▸ EXERCISE REQUIREMENTS
Go through the entries below, count every line with the string "September", and answer with only that number.

━━ EXERCISE DATA ━━

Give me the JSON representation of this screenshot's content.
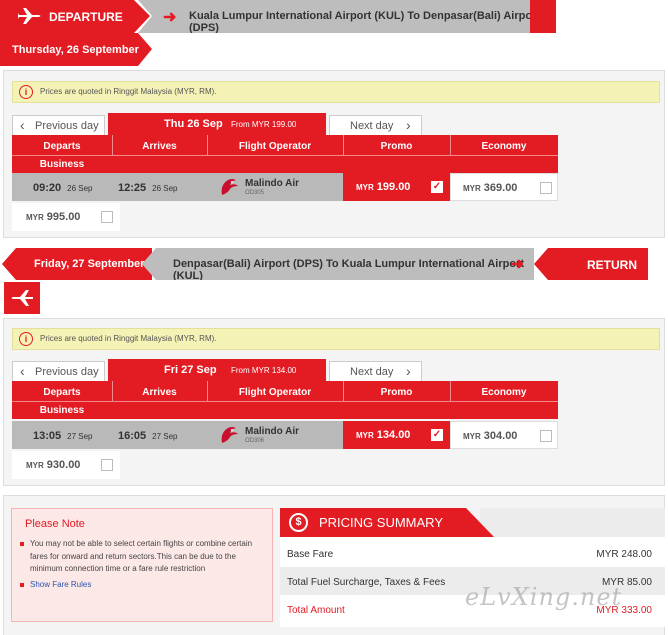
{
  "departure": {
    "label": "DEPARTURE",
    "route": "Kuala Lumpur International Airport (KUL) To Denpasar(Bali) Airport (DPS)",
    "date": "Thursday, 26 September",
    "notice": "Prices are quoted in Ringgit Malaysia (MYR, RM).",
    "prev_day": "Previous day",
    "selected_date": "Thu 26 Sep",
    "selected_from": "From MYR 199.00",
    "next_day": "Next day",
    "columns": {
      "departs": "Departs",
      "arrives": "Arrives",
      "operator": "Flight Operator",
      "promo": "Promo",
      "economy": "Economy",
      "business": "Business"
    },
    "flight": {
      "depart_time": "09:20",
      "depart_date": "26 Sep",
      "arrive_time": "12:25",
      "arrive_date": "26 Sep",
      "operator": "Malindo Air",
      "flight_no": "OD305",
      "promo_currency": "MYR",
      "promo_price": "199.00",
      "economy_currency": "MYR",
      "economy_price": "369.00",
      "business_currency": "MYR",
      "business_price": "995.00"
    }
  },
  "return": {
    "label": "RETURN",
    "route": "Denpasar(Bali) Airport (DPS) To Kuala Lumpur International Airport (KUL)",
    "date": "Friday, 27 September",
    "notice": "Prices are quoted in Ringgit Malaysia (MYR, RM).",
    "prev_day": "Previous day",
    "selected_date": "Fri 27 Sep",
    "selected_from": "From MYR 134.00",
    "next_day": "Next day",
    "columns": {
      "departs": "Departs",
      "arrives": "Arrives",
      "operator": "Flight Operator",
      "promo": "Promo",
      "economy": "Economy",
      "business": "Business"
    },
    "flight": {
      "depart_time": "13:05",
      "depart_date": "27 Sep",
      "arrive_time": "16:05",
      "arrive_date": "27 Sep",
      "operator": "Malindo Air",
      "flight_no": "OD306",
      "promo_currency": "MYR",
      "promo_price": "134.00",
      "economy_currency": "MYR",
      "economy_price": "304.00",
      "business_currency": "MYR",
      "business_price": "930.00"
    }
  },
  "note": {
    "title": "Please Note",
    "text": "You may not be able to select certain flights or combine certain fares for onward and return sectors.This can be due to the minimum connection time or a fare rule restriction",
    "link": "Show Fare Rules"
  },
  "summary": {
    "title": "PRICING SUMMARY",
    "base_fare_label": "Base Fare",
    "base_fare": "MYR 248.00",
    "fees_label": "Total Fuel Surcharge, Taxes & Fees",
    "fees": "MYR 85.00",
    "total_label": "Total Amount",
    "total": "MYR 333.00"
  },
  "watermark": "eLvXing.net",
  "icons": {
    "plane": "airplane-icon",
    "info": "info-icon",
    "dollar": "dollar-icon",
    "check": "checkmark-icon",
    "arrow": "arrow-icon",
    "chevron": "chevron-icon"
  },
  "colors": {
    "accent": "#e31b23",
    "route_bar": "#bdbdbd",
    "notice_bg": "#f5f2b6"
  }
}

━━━
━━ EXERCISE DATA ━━

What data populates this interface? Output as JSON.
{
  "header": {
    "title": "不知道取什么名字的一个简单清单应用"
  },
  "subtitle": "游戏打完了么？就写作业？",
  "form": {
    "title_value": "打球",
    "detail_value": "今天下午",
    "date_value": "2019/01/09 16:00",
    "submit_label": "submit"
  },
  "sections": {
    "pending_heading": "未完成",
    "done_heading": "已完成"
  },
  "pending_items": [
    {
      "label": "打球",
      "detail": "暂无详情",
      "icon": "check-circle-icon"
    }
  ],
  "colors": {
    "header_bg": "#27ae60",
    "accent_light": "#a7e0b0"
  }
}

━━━

▸ OUTPUT FOR THIS TASK
2